Clovis Unified sends out letter clarifying water polo swimsuit guidelines

Local News

CLOVIS, California (KSEE) – Clarification from Clovis Unified following a swimsuit controversy.

It all started last week, that’s when water polo players – both boys and girls – say they were told to cover up immediately after getting out of the pool.

But the district says there’s been miscommunication.

On Tuesday, the district implemented a program “Fix That Suit” to make sure all students comply with the rules.

“We want our kids to have a positive experience in the water and we do not what them to get penalties from CIF refs which is a potential consequence for this,” says Kelly Avants with Clovis Unified School District.

The district sent out this letter to parents to clarify they say the confusion about water polo athletes covering up when out of the pool.

“We have as a district set a standard and an expectation that the rules are followed and the rules are not Clovis Unified rules they’re CIF and the National Federation High School rules for swimsuits in aquatic programs on high school campuses,” she added.

Avants says at the district level they never told any players they had to wear shorts but says they believe the directive came from athletic directors.

The district sent out a letter clarifying what’s expected for students to follow state guidelines.

“That could take the form of many different things, it can take the form of wearing shorts after the game, towel, cover-up, jackets, anyone that watches water polo sees the different options that are available,” Avants explained.

We’re told some parents believe this issue has more to do with the female athletes than the male athletes. We’re told over the years the cut of a swimsuit has gotten higher for female swimsuits in order for the players to kick better.

But the CIF State Director says they have to follow the national standards.

“We follow the NFHS guidelines so for the sport of water polo it’s NFHS rule 2.4 under apparel and what it says is that boys and girls shall wear suits that completely cover the buttocks and breast when they’re playing or on the deck,” says Bobbi Madsen, state director for California Interscholastic Federation.

CIF emailed the following information:

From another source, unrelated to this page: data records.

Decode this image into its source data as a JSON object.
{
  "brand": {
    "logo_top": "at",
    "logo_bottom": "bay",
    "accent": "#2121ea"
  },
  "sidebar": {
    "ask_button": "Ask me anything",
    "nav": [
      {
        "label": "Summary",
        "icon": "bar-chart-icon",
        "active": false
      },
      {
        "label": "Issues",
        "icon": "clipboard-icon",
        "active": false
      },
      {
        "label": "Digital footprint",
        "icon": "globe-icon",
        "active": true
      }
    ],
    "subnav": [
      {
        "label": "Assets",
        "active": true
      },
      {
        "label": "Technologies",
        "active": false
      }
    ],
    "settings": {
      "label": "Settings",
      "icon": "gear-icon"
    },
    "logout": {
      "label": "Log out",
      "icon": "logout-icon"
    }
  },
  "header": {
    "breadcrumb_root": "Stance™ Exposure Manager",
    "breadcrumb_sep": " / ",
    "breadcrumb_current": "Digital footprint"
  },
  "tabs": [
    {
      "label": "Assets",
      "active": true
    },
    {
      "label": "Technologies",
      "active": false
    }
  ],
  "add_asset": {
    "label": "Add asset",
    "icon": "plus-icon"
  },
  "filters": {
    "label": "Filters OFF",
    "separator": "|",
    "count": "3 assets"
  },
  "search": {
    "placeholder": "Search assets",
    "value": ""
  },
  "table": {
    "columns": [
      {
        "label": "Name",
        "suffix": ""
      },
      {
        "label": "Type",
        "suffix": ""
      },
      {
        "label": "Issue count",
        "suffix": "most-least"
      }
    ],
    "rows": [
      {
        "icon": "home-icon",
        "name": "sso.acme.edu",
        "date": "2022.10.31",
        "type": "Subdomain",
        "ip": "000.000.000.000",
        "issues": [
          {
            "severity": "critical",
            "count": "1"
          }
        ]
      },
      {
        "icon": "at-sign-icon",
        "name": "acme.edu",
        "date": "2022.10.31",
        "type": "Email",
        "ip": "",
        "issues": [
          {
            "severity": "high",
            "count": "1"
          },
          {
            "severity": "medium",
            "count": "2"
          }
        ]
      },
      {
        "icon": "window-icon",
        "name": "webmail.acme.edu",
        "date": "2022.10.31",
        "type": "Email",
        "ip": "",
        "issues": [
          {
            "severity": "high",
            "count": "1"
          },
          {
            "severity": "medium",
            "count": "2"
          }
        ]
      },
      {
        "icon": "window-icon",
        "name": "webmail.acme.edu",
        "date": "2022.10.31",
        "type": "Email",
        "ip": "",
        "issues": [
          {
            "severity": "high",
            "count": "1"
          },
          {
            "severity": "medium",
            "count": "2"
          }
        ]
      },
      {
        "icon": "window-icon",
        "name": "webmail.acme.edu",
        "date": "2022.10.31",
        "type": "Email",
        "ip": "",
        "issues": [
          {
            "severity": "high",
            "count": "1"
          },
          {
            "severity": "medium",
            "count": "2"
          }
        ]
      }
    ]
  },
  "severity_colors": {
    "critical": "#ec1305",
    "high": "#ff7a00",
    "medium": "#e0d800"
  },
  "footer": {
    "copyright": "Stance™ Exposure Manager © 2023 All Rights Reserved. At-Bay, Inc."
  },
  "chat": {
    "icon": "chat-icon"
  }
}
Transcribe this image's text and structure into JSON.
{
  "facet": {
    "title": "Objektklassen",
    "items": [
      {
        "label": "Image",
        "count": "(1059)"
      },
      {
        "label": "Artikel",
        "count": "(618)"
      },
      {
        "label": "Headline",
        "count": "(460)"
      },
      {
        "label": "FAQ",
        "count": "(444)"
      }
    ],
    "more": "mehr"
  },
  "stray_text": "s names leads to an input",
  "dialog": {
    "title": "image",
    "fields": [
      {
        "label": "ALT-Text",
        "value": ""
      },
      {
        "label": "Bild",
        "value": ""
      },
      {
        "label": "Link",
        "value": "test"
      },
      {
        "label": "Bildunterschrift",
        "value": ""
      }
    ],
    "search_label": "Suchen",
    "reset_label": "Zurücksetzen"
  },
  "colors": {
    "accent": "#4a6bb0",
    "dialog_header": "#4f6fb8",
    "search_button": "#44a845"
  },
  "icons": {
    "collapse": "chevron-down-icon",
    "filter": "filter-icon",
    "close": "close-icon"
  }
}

“NFHS Rule 2‐4 Apparel : ART. 1 . . . Players shall wear non‐transparent, one‐piece competitive swimsuits. Boys shall wear suits which completely cover the buttocks. Girls shall wear suits which completely cover the buttocks and breasts. The girls’ suit shall have a solid high back with broad straps. The use of the term solid back does not preclude the use of a zipper in the field player’s suit. The suit of the goalkeeper on the girls’ team must be a competitive one‐piece suit. There is no requirement for straps of a particular width on the goalkeeper’s suit.

ART. 7 . . . If a player’s suit does not meet the rules specifications, the player will be required to change suits. If this is not possible and if the game is played with non‐compliant suits, the referee must notify the state or district association of the offending team of the nature of the offense so that this will be corrected in the future. The state association will also assess the appropriate penalty.”

CIF says this is not new but says schools have the right to be more restrictive.

We reached out to other school districts, both Fresno and Central Unified School Districts say they comply with the same rules as well and have for years.

Central Unified released the following statement:

“Central Unified athletics program adheres to the CIF and National Federation of High School rules regarding the appropriate wearing of swimsuits for our aquatics sports.”

A few parents we spoke with did not want to go on camera but say they feel better after receiving the letter.

For local, national, and breaking news, and to get weather alerts, download our FREE mobile app from the Apple App Store or the Google Play Store.

Copyright 2019 Nexstar Broadcasting, Inc. All rights reserved. This material may not be published, broadcast, rewritten, or redistributed.

Pro Football Challenge